We describe the challenges inherent to low surface brightness imaging and present some early results from the Dragonfly Nearby Galaxies survey. Wide field, ultra-low surface brightness imaging (μ

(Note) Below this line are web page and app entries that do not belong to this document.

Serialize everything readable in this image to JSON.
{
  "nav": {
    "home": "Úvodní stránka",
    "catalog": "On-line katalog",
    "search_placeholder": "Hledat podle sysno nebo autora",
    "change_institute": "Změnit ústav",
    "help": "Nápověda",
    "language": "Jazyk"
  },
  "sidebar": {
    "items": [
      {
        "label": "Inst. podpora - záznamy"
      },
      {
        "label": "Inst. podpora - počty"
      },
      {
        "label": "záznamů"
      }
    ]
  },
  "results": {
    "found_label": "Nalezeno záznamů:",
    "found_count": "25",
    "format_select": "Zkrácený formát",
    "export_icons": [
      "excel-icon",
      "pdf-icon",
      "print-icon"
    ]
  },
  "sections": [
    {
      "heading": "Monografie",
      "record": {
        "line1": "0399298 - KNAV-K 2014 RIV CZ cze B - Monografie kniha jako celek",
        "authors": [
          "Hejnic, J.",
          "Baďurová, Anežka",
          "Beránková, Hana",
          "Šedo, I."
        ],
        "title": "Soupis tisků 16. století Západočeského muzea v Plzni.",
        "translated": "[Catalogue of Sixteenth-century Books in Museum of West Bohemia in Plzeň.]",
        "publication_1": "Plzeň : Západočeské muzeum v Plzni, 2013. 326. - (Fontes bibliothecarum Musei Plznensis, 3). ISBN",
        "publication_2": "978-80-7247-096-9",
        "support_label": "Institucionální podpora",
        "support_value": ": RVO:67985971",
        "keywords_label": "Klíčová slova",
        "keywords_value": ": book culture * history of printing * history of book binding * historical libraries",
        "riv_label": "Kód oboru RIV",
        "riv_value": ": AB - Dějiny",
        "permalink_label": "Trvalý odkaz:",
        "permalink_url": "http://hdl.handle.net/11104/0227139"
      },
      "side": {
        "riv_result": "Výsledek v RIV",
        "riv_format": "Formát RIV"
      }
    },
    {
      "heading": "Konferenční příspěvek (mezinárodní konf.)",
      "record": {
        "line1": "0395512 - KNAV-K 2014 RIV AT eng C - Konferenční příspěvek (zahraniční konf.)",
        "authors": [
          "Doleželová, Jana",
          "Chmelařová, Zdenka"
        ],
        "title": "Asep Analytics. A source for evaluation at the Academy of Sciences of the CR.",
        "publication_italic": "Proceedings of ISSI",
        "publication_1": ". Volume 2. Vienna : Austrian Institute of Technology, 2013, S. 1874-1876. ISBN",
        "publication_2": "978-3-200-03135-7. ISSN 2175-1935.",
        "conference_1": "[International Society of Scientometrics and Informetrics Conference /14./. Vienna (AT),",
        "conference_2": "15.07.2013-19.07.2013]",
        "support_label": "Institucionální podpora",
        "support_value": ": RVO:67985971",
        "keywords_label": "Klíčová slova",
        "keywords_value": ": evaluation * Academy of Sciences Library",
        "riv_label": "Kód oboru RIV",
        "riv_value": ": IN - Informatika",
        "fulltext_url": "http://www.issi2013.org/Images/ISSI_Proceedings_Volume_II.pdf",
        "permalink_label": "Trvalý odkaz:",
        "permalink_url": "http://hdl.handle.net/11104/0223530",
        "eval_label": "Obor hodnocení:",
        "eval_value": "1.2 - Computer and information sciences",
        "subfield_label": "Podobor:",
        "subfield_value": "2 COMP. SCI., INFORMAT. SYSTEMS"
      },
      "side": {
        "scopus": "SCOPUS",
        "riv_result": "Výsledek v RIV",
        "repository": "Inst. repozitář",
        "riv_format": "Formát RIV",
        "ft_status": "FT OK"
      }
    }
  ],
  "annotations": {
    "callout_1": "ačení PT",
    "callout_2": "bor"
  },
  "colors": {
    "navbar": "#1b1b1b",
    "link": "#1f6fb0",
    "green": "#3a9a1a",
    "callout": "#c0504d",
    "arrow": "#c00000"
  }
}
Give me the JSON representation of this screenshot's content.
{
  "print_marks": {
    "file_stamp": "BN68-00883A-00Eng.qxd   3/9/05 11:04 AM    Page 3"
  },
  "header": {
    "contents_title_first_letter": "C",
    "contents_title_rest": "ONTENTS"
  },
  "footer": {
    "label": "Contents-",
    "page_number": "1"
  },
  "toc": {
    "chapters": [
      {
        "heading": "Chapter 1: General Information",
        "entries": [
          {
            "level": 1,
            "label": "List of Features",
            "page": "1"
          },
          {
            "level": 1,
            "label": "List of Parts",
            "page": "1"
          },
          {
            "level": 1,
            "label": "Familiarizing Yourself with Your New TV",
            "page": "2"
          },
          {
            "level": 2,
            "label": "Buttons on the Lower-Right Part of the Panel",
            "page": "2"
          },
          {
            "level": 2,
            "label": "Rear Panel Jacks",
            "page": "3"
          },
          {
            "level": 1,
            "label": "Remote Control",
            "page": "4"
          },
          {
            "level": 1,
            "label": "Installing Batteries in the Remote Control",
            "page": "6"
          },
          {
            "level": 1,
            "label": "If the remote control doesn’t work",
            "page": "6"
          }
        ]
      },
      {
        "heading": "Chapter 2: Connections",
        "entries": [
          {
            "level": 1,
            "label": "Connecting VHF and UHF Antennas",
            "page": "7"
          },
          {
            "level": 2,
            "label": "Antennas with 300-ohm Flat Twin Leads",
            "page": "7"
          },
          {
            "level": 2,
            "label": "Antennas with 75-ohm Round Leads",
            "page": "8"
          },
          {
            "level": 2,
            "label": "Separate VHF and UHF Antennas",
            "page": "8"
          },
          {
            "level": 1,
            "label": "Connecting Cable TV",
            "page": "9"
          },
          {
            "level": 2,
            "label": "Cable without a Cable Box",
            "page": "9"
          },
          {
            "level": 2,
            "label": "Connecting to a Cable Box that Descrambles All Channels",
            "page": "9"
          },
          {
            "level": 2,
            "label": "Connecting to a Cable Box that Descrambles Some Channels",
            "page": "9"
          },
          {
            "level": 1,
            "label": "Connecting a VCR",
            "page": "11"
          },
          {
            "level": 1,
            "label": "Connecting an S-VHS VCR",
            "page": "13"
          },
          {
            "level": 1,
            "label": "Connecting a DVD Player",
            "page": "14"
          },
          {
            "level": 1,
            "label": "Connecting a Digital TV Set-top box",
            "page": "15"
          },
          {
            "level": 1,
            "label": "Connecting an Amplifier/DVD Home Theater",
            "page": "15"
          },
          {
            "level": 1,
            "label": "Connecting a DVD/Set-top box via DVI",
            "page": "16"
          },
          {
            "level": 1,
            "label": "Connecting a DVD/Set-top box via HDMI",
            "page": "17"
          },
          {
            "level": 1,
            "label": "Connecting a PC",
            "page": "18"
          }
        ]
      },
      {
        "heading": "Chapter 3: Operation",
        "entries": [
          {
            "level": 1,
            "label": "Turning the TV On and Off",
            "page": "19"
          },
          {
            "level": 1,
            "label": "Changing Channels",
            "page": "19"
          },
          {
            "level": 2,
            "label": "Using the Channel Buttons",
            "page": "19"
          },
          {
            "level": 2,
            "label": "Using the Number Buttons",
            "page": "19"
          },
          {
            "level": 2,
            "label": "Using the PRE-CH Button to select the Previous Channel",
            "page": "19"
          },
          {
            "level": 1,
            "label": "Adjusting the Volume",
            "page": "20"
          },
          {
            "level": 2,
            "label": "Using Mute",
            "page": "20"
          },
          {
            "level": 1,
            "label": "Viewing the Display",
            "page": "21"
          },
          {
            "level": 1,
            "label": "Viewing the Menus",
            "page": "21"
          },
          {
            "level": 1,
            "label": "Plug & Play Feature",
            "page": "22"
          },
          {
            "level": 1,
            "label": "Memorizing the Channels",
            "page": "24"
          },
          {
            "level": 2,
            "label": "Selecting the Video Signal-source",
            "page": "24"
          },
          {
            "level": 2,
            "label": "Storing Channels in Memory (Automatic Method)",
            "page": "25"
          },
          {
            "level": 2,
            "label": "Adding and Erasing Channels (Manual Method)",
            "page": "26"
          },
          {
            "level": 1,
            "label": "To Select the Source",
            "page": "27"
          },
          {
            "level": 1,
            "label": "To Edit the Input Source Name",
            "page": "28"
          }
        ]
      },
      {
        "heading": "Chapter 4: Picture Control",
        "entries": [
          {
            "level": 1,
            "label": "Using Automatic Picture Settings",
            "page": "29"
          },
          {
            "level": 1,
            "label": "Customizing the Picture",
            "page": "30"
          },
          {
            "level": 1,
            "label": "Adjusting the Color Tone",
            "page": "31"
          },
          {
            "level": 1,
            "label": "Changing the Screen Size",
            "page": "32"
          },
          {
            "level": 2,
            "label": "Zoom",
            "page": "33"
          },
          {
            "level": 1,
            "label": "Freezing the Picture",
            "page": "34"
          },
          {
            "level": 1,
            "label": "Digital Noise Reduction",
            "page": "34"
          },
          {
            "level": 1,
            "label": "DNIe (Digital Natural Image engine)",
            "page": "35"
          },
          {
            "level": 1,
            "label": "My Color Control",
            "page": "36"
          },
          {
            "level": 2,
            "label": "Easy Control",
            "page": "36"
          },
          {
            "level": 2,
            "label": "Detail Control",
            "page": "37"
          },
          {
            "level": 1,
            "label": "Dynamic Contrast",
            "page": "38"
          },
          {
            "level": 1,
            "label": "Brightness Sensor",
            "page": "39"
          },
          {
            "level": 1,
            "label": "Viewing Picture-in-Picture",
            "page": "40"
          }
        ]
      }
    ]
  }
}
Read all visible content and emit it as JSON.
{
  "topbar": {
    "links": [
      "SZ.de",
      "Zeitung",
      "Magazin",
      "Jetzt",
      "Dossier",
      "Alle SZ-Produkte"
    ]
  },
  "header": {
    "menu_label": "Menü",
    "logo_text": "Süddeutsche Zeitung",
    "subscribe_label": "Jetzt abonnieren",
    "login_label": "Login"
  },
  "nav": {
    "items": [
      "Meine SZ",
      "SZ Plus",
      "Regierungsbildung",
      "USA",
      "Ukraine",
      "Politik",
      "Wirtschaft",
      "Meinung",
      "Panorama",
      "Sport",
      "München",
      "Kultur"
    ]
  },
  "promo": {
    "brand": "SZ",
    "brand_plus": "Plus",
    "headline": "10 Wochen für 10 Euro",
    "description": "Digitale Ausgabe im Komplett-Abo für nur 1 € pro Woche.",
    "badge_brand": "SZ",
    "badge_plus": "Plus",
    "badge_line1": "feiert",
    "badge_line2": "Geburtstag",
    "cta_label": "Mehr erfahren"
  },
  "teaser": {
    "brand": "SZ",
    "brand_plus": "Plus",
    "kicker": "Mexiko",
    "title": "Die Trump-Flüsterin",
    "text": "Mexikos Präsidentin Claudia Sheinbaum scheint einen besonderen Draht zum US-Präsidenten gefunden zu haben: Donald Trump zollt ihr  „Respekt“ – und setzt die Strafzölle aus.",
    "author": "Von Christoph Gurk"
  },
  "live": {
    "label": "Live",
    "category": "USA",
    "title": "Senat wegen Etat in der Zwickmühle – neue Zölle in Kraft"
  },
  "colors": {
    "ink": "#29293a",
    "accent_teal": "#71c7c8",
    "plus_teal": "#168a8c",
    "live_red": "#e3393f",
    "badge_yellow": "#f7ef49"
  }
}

> 31 mag arcsec−2) of the first eight galaxies in the survey reveals a rich variety in the distribution of stars in the outskirts of luminous nearby galaxies. The mean stellar halo mass fraction is 0.009 ± 0.005 with a peak-to-peak scatter of a factor of > 100. Some galaxies in the sample feature strongly structured halos resembling that of M31, but three of the eight galaxies have halos that are completely undetected in our data. We conclude that spiral galaxies as a class exhibit a rich variety in stellar halo properties, implying that their assembly histories have been highly non-uniform. While the outskirts of some galaxies are dominated by halos with the rich substructures predicted by numerical simulations, in other cases the outermost parts of galaxies are simply the extrapolated smooth starlight from enormous stellar disks that closely trace neutral gas morphology out to around 20 scale lengths.